Assignment: Output all of the entries below precisely as written.

━━━━━━━━━━

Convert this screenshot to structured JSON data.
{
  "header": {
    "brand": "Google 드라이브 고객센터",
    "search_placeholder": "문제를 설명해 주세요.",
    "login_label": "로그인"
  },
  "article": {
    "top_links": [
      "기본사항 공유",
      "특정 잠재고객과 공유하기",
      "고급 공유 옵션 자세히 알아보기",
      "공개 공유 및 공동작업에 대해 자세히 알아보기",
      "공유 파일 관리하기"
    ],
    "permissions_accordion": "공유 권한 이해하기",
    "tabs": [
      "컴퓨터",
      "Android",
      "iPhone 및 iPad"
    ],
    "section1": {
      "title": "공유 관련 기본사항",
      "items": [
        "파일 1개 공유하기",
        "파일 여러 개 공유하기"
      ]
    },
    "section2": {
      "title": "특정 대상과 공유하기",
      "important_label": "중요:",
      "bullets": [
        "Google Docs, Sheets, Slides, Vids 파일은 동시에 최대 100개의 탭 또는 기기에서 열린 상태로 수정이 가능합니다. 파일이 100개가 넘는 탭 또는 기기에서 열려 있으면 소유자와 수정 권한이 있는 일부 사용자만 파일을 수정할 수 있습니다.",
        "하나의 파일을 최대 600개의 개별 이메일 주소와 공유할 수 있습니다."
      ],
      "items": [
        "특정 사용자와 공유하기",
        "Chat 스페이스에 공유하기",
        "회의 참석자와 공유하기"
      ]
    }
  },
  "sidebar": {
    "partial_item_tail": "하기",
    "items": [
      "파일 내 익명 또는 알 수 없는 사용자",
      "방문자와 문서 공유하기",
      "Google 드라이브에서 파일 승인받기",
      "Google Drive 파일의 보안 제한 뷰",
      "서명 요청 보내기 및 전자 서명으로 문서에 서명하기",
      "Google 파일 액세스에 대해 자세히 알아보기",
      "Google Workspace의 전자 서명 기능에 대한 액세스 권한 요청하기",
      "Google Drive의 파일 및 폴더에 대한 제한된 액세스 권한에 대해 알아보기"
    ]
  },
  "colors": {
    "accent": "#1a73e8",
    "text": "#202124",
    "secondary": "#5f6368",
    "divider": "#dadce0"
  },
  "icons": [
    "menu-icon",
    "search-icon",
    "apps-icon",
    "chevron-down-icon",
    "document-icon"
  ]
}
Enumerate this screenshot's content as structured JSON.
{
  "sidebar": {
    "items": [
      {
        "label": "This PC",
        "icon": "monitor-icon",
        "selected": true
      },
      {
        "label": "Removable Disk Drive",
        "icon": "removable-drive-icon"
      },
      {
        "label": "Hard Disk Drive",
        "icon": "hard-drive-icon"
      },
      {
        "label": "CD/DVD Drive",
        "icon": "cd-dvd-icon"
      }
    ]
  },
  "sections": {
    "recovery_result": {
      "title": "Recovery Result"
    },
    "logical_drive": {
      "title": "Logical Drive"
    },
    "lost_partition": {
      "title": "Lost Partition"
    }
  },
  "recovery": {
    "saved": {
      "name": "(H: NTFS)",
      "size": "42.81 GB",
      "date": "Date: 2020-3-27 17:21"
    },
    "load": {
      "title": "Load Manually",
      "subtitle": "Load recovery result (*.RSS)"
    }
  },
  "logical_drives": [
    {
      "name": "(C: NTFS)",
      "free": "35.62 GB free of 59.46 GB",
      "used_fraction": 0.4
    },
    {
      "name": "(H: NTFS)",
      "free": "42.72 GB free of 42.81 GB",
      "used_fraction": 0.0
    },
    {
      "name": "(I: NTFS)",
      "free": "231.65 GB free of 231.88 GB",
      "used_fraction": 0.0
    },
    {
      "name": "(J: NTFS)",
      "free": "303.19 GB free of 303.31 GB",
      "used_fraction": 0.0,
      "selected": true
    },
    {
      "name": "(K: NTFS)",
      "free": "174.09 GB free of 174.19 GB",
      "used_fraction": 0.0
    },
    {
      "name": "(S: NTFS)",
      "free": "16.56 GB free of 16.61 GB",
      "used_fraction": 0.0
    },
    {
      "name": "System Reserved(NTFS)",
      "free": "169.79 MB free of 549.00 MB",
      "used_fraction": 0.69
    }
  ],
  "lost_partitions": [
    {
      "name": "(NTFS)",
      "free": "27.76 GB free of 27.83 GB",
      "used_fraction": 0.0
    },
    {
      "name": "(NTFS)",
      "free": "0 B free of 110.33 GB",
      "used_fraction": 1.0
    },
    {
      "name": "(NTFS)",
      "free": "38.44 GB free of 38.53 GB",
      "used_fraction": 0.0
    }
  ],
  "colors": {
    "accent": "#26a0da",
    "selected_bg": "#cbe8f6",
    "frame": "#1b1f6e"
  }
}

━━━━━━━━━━

Response:
Convert this screenshot to structured JSON data.
{
  "header": {
    "brand": "Google 드라이브 고객센터",
    "search_placeholder": "문제를 설명해 주세요.",
    "login_label": "로그인"
  },
  "article": {
    "top_links": [
      "기본사항 공유",
      "특정 잠재고객과 공유하기",
      "고급 공유 옵션 자세히 알아보기",
      "공개 공유 및 공동작업에 대해 자세히 알아보기",
      "공유 파일 관리하기"
    ],
    "permissions_accordion": "공유 권한 이해하기",
    "tabs": [
      "컴퓨터",
      "Android",
      "iPhone 및 iPad"
    ],
    "section1": {
      "title": "공유 관련 기본사항",
      "items": [
        "파일 1개 공유하기",
        "파일 여러 개 공유하기"
      ]
    },
    "section2": {
      "title": "특정 대상과 공유하기",
      "important_label": "중요:",
      "bullets": [
        "Google Docs, Sheets, Slides, Vids 파일은 동시에 최대 100개의 탭 또는 기기에서 열린 상태로 수정이 가능합니다. 파일이 100개가 넘는 탭 또는 기기에서 열려 있으면 소유자와 수정 권한이 있는 일부 사용자만 파일을 수정할 수 있습니다.",
        "하나의 파일을 최대 600개의 개별 이메일 주소와 공유할 수 있습니다."
      ],
      "items": [
        "특정 사용자와 공유하기",
        "Chat 스페이스에 공유하기",
        "회의 참석자와 공유하기"
      ]
    }
  },
  "sidebar": {
    "partial_item_tail": "하기",
    "items": [
      "파일 내 익명 또는 알 수 없는 사용자",
      "방문자와 문서 공유하기",
      "Google 드라이브에서 파일 승인받기",
      "Google Drive 파일의 보안 제한 뷰",
      "서명 요청 보내기 및 전자 서명으로 문서에 서명하기",
      "Google 파일 액세스에 대해 자세히 알아보기",
      "Google Workspace의 전자 서명 기능에 대한 액세스 권한 요청하기",
      "Google Drive의 파일 및 폴더에 대한 제한된 액세스 권한에 대해 알아보기"
    ]
  },
  "colors": {
    "accent": "#1a73e8",
    "text": "#202124",
    "secondary": "#5f6368",
    "divider": "#dadce0"
  },
  "icons": [
    "menu-icon",
    "search-icon",
    "apps-icon",
    "chevron-down-icon",
    "document-icon"
  ]
}
Enumerate this screenshot's content as structured JSON.
{
  "sidebar": {
    "items": [
      {
        "label": "This PC",
        "icon": "monitor-icon",
        "selected": true
      },
      {
        "label": "Removable Disk Drive",
        "icon": "removable-drive-icon"
      },
      {
        "label": "Hard Disk Drive",
        "icon": "hard-drive-icon"
      },
      {
        "label": "CD/DVD Drive",
        "icon": "cd-dvd-icon"
      }
    ]
  },
  "sections": {
    "recovery_result": {
      "title": "Recovery Result"
    },
    "logical_drive": {
      "title": "Logical Drive"
    },
    "lost_partition": {
      "title": "Lost Partition"
    }
  },
  "recovery": {
    "saved": {
      "name": "(H: NTFS)",
      "size": "42.81 GB",
      "date": "Date: 2020-3-27 17:21"
    },
    "load": {
      "title": "Load Manually",
      "subtitle": "Load recovery result (*.RSS)"
    }
  },
  "logical_drives": [
    {
      "name": "(C: NTFS)",
      "free": "35.62 GB free of 59.46 GB",
      "used_fraction": 0.4
    },
    {
      "name": "(H: NTFS)",
      "free": "42.72 GB free of 42.81 GB",
      "used_fraction": 0.0
    },
    {
      "name": "(I: NTFS)",
      "free": "231.65 GB free of 231.88 GB",
      "used_fraction": 0.0
    },
    {
      "name": "(J: NTFS)",
      "free": "303.19 GB free of 303.31 GB",
      "used_fraction": 0.0,
      "selected": true
    },
    {
      "name": "(K: NTFS)",
      "free": "174.09 GB free of 174.19 GB",
      "used_fraction": 0.0
    },
    {
      "name": "(S: NTFS)",
      "free": "16.56 GB free of 16.61 GB",
      "used_fraction": 0.0
    },
    {
      "name": "System Reserved(NTFS)",
      "free": "169.79 MB free of 549.00 MB",
      "used_fraction": 0.69
    }
  ],
  "lost_partitions": [
    {
      "name": "(NTFS)",
      "free": "27.76 GB free of 27.83 GB",
      "used_fraction": 0.0
    },
    {
      "name": "(NTFS)",
      "free": "0 B free of 110.33 GB",
      "used_fraction": 1.0
    },
    {
      "name": "(NTFS)",
      "free": "38.44 GB free of 38.53 GB",
      "used_fraction": 0.0
    }
  ],
  "colors": {
    "accent": "#26a0da",
    "selected_bg": "#cbe8f6",
    "frame": "#1b1f6e"
  }
}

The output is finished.